# EXERCISE DETAILS:
Leave every entry as it is and write the data out in full.

# EXERCISE MATERIAL:
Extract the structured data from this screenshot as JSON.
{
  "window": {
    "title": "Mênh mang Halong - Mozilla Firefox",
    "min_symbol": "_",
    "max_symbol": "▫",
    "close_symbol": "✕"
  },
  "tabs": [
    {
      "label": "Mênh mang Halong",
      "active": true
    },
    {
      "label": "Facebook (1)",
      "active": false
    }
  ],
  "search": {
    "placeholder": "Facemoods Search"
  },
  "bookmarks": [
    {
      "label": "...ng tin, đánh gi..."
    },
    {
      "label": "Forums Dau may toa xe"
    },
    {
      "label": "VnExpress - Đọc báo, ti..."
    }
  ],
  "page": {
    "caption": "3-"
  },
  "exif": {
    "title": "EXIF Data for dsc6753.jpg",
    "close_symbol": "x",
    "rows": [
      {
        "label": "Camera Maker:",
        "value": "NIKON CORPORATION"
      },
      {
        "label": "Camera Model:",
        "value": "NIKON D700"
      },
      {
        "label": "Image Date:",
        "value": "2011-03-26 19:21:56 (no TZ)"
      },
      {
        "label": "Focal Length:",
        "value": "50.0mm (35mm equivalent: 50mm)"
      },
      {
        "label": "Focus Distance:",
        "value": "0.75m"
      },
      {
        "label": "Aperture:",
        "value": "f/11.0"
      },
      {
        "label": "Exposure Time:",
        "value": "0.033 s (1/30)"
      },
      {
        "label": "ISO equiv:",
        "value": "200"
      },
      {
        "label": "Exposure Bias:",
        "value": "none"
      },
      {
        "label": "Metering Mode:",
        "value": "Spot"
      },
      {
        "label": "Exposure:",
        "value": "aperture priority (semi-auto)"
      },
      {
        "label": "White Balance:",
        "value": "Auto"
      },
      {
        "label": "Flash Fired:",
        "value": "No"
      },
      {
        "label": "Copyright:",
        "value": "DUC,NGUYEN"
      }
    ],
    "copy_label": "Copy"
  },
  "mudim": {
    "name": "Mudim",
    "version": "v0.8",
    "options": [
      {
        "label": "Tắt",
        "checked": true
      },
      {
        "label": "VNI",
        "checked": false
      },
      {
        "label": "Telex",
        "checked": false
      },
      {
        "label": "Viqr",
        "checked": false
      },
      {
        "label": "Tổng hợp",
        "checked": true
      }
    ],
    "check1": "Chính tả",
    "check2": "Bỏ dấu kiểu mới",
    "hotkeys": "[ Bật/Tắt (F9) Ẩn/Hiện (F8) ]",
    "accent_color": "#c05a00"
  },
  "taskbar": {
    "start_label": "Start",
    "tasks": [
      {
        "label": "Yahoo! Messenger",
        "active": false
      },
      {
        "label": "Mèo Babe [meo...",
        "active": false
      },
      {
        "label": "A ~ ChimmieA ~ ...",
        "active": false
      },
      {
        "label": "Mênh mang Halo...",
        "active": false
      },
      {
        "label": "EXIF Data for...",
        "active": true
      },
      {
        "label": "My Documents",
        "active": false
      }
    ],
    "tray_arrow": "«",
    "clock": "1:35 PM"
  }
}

# WRITTEN RESPONSE:
Extract the structured data from this screenshot as JSON.
{
  "window": {
    "title": "Mênh mang Halong - Mozilla Firefox",
    "min_symbol": "_",
    "max_symbol": "▫",
    "close_symbol": "✕"
  },
  "tabs": [
    {
      "label": "Mênh mang Halong",
      "active": true
    },
    {
      "label": "Facebook (1)",
      "active": false
    }
  ],
  "search": {
    "placeholder": "Facemoods Search"
  },
  "bookmarks": [
    {
      "label": "...ng tin, đánh gi..."
    },
    {
      "label": "Forums Dau may toa xe"
    },
    {
      "label": "VnExpress - Đọc báo, ti..."
    }
  ],
  "page": {
    "caption": "3-"
  },
  "exif": {
    "title": "EXIF Data for dsc6753.jpg",
    "close_symbol": "x",
    "rows": [
      {
        "label": "Camera Maker:",
        "value": "NIKON CORPORATION"
      },
      {
        "label": "Camera Model:",
        "value": "NIKON D700"
      },
      {
        "label": "Image Date:",
        "value": "2011-03-26 19:21:56 (no TZ)"
      },
      {
        "label": "Focal Length:",
        "value": "50.0mm (35mm equivalent: 50mm)"
      },
      {
        "label": "Focus Distance:",
        "value": "0.75m"
      },
      {
        "label": "Aperture:",
        "value": "f/11.0"
      },
      {
        "label": "Exposure Time:",
        "value": "0.033 s (1/30)"
      },
      {
        "label": "ISO equiv:",
        "value": "200"
      },
      {
        "label": "Exposure Bias:",
        "value": "none"
      },
      {
        "label": "Metering Mode:",
        "value": "Spot"
      },
      {
        "label": "Exposure:",
        "value": "aperture priority (semi-auto)"
      },
      {
        "label": "White Balance:",
        "value": "Auto"
      },
      {
        "label": "Flash Fired:",
        "value": "No"
      },
      {
        "label": "Copyright:",
        "value": "DUC,NGUYEN"
      }
    ],
    "copy_label": "Copy"
  },
  "mudim": {
    "name": "Mudim",
    "version": "v0.8",
    "options": [
      {
        "label": "Tắt",
        "checked": true
      },
      {
        "label": "VNI",
        "checked": false
      },
      {
        "label": "Telex",
        "checked": false
      },
      {
        "label": "Viqr",
        "checked": false
      },
      {
        "label": "Tổng hợp",
        "checked": true
      }
    ],
    "check1": "Chính tả",
    "check2": "Bỏ dấu kiểu mới",
    "hotkeys": "[ Bật/Tắt (F9) Ẩn/Hiện (F8) ]",
    "accent_color": "#c05a00"
  },
  "taskbar": {
    "start_label": "Start",
    "tasks": [
      {
        "label": "Yahoo! Messenger",
        "active": false
      },
      {
        "label": "Mèo Babe [meo...",
        "active": false
      },
      {
        "label": "A ~ ChimmieA ~ ...",
        "active": false
      },
      {
        "label": "Mênh mang Halo...",
        "active": false
      },
      {
        "label": "EXIF Data for...",
        "active": true
      },
      {
        "label": "My Documents",
        "active": false
      }
    ],
    "tray_arrow": "«",
    "clock": "1:35 PM"
  }
}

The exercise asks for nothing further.